Members of the Sonderkommandos (special detachments)—groups of prisoners selected to remain alive as forced laborers—worked in the killing area. They removed bodies from the gas chambers and buried the victims in mass graves. Other prisoners selected for temporary survival worked in the administration-reception area, facilitating detraining, disrobing, relinquishment of valuables, and movement into the “tube” of new arrivals. They also sorted the possessions of the murdered victims in preparation for transport to Germany, and were responsible for cleaning out freight cars for the next deportation. German SS and police personnel and the Trawniki-trained guards periodically murdered the members of these detachments of Jewish laborers, and replaced them with persons selected from newly arriving transports.
In October 1942, on orders from Lublin, German SS and police personnel, using groups of Jewish forced laborers rounded up from various locations in Lublin District, began to exhume the mass graves at Belzec and burn the bodies on open-air “ovens” made from rail track. The Germans also utilized a machine to crush bone fragments into powder.
Between March and December 1942, the Germans deported approximately 434,500 Jews and an undetermined number of Poles and Roma (Gypsies) to Belzec, where they were killed. Most of the victims were Jews from the ghettos of southern and southeastern Poland. The Germans also deported German, Austrian, and Czech Jews previously sent to transit camp-ghettos in Izbica, Piaski, and elsewhere to Belzec.
By late spring 1943, Jewish forced laborers, guarded by the SS and police and their auxiliaries, had completed the task of exhuming the bodies and burning them and had dismantled the camp.
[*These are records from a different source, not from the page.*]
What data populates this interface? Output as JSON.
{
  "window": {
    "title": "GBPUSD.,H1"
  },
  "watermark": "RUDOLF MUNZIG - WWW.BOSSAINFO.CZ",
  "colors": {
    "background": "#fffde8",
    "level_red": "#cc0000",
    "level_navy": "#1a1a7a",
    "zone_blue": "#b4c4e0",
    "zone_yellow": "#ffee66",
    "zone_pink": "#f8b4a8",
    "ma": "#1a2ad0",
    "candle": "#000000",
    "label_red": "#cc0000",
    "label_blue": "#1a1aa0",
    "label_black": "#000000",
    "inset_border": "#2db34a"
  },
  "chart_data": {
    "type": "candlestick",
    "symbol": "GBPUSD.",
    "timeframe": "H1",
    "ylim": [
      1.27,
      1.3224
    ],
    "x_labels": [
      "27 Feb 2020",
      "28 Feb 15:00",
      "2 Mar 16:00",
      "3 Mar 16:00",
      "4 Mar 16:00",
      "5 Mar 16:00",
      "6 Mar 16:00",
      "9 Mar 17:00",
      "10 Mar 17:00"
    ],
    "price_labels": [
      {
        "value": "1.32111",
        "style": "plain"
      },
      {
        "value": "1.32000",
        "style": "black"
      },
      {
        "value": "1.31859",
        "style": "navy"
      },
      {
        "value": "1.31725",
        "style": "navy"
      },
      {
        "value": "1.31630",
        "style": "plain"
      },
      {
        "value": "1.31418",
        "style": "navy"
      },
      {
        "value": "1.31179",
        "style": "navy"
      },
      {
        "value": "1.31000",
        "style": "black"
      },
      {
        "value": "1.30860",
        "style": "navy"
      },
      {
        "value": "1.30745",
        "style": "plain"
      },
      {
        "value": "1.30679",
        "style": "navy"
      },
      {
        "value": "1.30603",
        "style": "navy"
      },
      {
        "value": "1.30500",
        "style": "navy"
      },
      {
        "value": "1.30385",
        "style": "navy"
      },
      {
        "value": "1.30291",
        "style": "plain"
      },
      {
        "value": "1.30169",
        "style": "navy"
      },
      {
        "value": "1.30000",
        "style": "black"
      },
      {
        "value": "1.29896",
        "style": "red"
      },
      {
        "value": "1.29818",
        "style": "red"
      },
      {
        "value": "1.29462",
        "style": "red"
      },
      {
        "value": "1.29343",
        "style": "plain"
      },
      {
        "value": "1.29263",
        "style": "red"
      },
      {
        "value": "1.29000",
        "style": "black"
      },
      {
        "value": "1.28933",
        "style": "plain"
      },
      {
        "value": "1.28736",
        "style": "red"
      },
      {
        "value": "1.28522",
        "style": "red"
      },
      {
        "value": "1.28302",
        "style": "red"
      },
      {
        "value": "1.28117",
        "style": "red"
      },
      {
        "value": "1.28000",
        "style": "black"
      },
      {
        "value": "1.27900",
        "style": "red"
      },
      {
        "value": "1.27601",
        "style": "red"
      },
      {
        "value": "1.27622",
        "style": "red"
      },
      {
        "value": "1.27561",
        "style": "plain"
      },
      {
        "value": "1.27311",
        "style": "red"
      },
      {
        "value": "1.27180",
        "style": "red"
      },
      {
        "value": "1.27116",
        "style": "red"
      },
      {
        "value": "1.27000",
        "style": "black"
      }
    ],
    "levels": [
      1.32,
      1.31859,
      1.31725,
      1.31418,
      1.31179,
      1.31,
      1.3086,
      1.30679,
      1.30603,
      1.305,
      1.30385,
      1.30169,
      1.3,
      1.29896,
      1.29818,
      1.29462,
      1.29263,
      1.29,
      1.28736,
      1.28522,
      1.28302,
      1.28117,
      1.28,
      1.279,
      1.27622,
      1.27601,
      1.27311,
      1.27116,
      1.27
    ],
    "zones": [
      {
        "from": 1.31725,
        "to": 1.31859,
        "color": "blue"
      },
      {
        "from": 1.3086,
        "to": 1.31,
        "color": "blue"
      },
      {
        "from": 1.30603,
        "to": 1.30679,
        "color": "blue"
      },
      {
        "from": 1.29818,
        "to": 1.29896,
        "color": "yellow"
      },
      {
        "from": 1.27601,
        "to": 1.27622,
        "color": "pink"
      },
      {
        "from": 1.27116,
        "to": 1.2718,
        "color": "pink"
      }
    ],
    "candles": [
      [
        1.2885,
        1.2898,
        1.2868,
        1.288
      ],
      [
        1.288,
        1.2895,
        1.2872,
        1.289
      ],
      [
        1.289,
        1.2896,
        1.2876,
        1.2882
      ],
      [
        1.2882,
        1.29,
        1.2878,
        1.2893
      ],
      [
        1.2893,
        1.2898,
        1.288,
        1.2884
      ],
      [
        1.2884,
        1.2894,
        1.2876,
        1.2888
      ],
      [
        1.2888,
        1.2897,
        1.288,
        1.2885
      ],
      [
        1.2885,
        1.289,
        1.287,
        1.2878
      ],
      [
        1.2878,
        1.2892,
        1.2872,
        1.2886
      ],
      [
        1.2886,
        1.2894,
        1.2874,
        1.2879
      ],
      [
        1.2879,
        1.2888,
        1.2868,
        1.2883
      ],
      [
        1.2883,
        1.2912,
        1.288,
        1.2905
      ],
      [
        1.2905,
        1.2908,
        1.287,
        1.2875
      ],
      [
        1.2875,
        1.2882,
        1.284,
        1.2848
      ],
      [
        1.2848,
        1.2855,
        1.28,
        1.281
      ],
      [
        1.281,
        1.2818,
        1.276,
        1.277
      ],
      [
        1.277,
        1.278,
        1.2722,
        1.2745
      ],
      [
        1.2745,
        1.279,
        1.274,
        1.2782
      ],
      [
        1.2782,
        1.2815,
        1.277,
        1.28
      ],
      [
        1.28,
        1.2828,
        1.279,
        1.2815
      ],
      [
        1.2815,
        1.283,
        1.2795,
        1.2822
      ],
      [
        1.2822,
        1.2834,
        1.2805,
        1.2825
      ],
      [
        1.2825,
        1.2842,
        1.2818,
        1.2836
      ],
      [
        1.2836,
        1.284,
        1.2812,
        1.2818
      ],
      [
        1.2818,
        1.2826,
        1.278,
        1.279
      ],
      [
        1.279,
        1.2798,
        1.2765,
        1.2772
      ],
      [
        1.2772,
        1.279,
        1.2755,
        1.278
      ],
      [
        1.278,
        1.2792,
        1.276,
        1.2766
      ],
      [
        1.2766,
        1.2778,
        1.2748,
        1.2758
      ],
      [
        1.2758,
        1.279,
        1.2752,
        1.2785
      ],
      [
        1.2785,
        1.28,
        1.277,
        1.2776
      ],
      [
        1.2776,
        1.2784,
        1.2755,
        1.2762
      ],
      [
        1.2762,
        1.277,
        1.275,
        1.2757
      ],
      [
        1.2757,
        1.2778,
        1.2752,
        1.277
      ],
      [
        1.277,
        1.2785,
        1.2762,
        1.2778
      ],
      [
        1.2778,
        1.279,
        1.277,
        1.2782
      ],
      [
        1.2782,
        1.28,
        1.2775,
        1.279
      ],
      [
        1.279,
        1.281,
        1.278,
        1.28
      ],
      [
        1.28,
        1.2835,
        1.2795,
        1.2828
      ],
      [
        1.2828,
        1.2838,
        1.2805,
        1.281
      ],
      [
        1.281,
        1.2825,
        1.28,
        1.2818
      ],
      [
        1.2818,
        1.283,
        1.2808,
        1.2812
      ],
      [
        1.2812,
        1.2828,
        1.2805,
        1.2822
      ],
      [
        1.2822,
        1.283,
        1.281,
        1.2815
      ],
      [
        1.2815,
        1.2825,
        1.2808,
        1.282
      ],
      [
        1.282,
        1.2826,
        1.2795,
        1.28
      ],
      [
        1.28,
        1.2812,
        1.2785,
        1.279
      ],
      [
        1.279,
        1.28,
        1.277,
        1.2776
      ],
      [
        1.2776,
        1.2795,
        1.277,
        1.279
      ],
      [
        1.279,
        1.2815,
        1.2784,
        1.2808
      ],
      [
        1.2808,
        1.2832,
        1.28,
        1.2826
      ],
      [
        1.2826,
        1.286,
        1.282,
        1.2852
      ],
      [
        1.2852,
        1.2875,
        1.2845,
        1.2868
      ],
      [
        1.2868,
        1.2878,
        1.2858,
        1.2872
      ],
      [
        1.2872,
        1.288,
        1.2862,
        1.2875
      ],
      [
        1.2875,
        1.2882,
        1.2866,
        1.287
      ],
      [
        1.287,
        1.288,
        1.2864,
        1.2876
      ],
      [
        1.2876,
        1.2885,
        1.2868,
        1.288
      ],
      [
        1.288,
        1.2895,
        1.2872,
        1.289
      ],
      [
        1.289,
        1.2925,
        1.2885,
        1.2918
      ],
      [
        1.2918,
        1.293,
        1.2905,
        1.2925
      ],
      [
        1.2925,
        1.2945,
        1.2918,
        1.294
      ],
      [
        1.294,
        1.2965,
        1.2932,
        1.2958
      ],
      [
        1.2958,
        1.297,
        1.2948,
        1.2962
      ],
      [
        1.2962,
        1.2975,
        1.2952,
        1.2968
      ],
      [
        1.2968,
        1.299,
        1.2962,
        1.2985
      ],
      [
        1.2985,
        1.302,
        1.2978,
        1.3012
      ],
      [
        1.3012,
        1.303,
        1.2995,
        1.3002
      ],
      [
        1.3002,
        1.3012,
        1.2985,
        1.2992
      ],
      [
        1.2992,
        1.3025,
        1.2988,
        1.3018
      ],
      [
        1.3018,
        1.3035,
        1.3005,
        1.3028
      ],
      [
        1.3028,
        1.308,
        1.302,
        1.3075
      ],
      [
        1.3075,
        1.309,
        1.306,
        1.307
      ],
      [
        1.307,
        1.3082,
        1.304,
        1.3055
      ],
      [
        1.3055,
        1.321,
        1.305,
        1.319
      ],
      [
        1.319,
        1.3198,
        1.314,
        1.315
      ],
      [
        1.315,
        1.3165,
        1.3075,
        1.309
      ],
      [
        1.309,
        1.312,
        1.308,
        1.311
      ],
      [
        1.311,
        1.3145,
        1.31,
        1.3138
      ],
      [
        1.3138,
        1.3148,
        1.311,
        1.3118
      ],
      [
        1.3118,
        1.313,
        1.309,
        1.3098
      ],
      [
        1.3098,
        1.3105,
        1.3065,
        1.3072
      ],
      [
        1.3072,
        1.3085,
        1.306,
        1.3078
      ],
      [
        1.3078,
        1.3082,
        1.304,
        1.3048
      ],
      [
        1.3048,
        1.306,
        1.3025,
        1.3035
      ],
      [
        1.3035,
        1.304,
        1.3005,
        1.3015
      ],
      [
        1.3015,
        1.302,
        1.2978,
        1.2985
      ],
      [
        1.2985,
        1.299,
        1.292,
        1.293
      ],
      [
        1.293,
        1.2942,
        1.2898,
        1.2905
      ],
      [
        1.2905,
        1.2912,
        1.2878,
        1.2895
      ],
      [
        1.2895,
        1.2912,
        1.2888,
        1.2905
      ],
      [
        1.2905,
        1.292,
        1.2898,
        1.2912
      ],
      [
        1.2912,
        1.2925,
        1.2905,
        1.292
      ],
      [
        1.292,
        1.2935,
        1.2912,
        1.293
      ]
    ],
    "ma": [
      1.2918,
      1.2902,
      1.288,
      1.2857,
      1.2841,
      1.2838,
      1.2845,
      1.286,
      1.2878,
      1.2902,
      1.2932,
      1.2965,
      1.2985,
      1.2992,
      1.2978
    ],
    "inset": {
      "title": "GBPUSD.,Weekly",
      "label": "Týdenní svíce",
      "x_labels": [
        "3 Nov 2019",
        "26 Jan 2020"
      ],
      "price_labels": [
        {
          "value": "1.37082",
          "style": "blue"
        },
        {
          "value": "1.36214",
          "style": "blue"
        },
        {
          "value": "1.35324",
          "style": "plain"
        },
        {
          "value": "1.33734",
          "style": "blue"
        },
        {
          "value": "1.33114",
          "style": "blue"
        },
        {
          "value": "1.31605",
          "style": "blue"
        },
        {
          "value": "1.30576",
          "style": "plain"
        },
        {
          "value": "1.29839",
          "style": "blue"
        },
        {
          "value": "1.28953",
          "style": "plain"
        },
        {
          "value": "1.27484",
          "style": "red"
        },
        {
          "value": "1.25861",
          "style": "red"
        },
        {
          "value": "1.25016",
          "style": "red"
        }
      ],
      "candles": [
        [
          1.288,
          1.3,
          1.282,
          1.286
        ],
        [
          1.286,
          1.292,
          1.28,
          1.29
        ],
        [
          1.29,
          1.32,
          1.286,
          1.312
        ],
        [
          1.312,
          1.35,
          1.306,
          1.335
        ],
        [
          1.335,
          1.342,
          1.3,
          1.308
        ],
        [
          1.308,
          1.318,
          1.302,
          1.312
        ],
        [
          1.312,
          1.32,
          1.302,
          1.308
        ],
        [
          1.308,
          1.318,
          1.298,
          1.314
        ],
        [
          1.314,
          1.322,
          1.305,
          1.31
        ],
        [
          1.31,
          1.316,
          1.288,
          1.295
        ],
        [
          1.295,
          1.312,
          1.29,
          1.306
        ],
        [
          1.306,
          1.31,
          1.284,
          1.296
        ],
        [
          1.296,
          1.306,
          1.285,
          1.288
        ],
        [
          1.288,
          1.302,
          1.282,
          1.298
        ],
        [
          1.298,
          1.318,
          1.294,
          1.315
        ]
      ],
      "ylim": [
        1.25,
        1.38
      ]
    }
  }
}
During June 1943, the job was completed and the Jewish forced laborers were either shot in Belzec or deported to the Sobibor killing center to be gassed.
After the Belzec camp was dismantled, the Germans ploughed over the site, built a manor house and planted trees and crops to disguise the area as a farm. A former auxiliary police guard at the camp ostensibly farmed the land.
Soviet forces overran the region in July 1944.